Tenant cocoa farmers and the land committee of the Sefwi Wiawso Traditional Council in Western North Region, have for the first time met to build consensus over provisions in a proposed lease agreement that has generated controversy between the two parties.
The lease agreement is an integral part of efforts to create sustainable cocoa land tenure and ownership security.
Tenant cocoa farmers, who are mostly non-natives, resisted moves by the traditional council to implement a new land lease agreement without their consent. The dispute slowed down efforts towards cocoa rehabilitation and intensification efforts in the Sefwi Wiawso Traditional Area, which contributes the highest production to Ghana’s cocoa industry - the bedrock of the country’s economy.
In 2016, the Advocacy for Change project, implemented by Solidaridad West Africa with funding from the Dutch Ministry of Foreign Affairs, stepped in to facilitate open discussion among the parties and other stakeholders to find mutually agreed solutions for the recurring standoff that dates to the 1960s.

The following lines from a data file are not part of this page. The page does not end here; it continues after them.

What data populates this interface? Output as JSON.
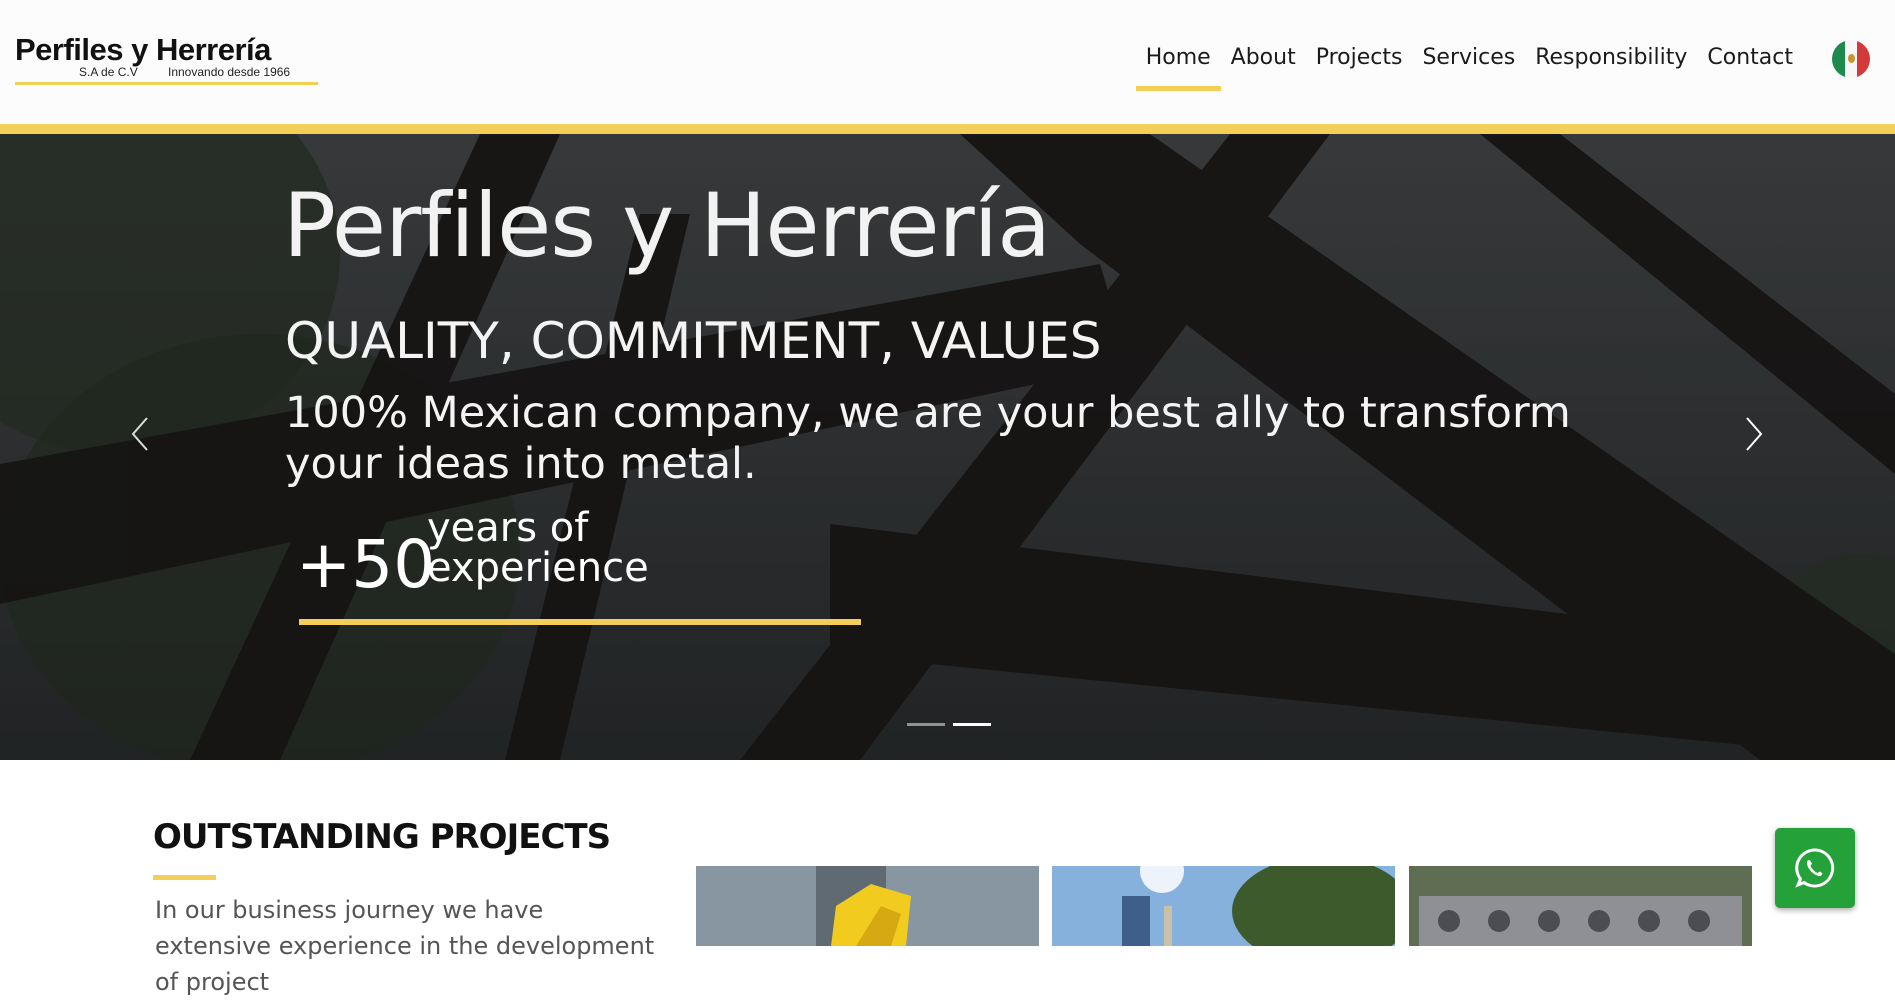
{
  "header": {
    "logo": {
      "title": "Perfiles y Herrería",
      "subtitle_left": "S.A de C.V",
      "subtitle_right": "Innovando desde 1966"
    },
    "nav": [
      {
        "label": "Home",
        "active": true
      },
      {
        "label": "About",
        "active": false
      },
      {
        "label": "Projects",
        "active": false
      },
      {
        "label": "Services",
        "active": false
      },
      {
        "label": "Responsibility",
        "active": false
      },
      {
        "label": "Contact",
        "active": false
      }
    ],
    "language_flag": "mexico-flag-icon"
  },
  "hero": {
    "title": "Perfiles y Herrería",
    "subtitle": "QUALITY, COMMITMENT, VALUES",
    "description": "100% Mexican company, we are your best ally to transform your ideas into metal.",
    "experience_number": "+50",
    "experience_text_1": "years of",
    "experience_text_2": "experience",
    "slides_count": 2,
    "active_slide": 2
  },
  "projects": {
    "title": "OUTSTANDING PROJECTS",
    "text": "In our business journey we have extensive experience in the development of project"
  },
  "whatsapp": {
    "icon": "whatsapp-icon"
  },
  "colors": {
    "accent": "#f3cf5a",
    "whatsapp": "#25a13a",
    "hero_overlay": "#3e4143"
  }
}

The project seeks to engage national and local level cocoa actors to discuss and build consensus on policy and regulatory framework for enhancing standards that support adoption of sustainability interventions in cocoa landscape. The project aims to bring clarity to on-farm tree ownership, land tenure, access and ownership security to enable farmers invest in long-term sustainable land-use practices that ensure environmental protection and gender mainstreaming.
“It has been difficult bringing the two parties together for a dialogue”, says Eric Agyare, Coordinator for the Advocacy for Change project”.
“First, we had to deal with suspicions and the unwillingness of both parties to shift positions and accommodate each other,” he added.
Solidaridad West Africa supported both parties with intensive capacity building on legal and governance perspectives on cocoa land tenure and ownership security and the need for land documentation. This clarity contributed to the parties’ agreeing to participate in the renegotiation of the land lease agreement.
Tensions have reduced and stakeholders are now willing to engage and shift positions toward finding lasting solution on land documentation and ownership.
“We consider today’s roundtable meeting a major achievement given the contestations that confronted us. We appreciate the facilitation by Solidaridad West Africa that has resulted in this outcome,” says Nana Agyei, President of the Sefwi Wiawso Settler/Tenant Farmers’ Association.
“As landowners, we are satisfied with the outcome of the stakeholder engagement so far. The Solidaridad intervention has helped us to move from our entrenched position to one of consensus,” noted Nana Kwao Asante Bediatuo, Chairman of the Land Committee of the Sefwi Wiawso Traditional Council.
It is expected that the outcome of the stakeholder engagement would provide adequate basis for developing an appropriate cocoa land tenure and ownership security that would promote a sustainable cocoa industry in Ghana.
The Advocacy for Change project is also expected to contribute to minimise contestations and promote good relationship between landowners and settler farmers.
This will create an enabling environment that drives major climate change and cocoa sustainability interventions in the Sefwi Wiawso Traditional Area, with the possibility of scaling up to other cocoa farming areas.
It also complements current national efforts to incentivise landowners and cocoa farmers in the Western North region to rehabilitate cocoa farms.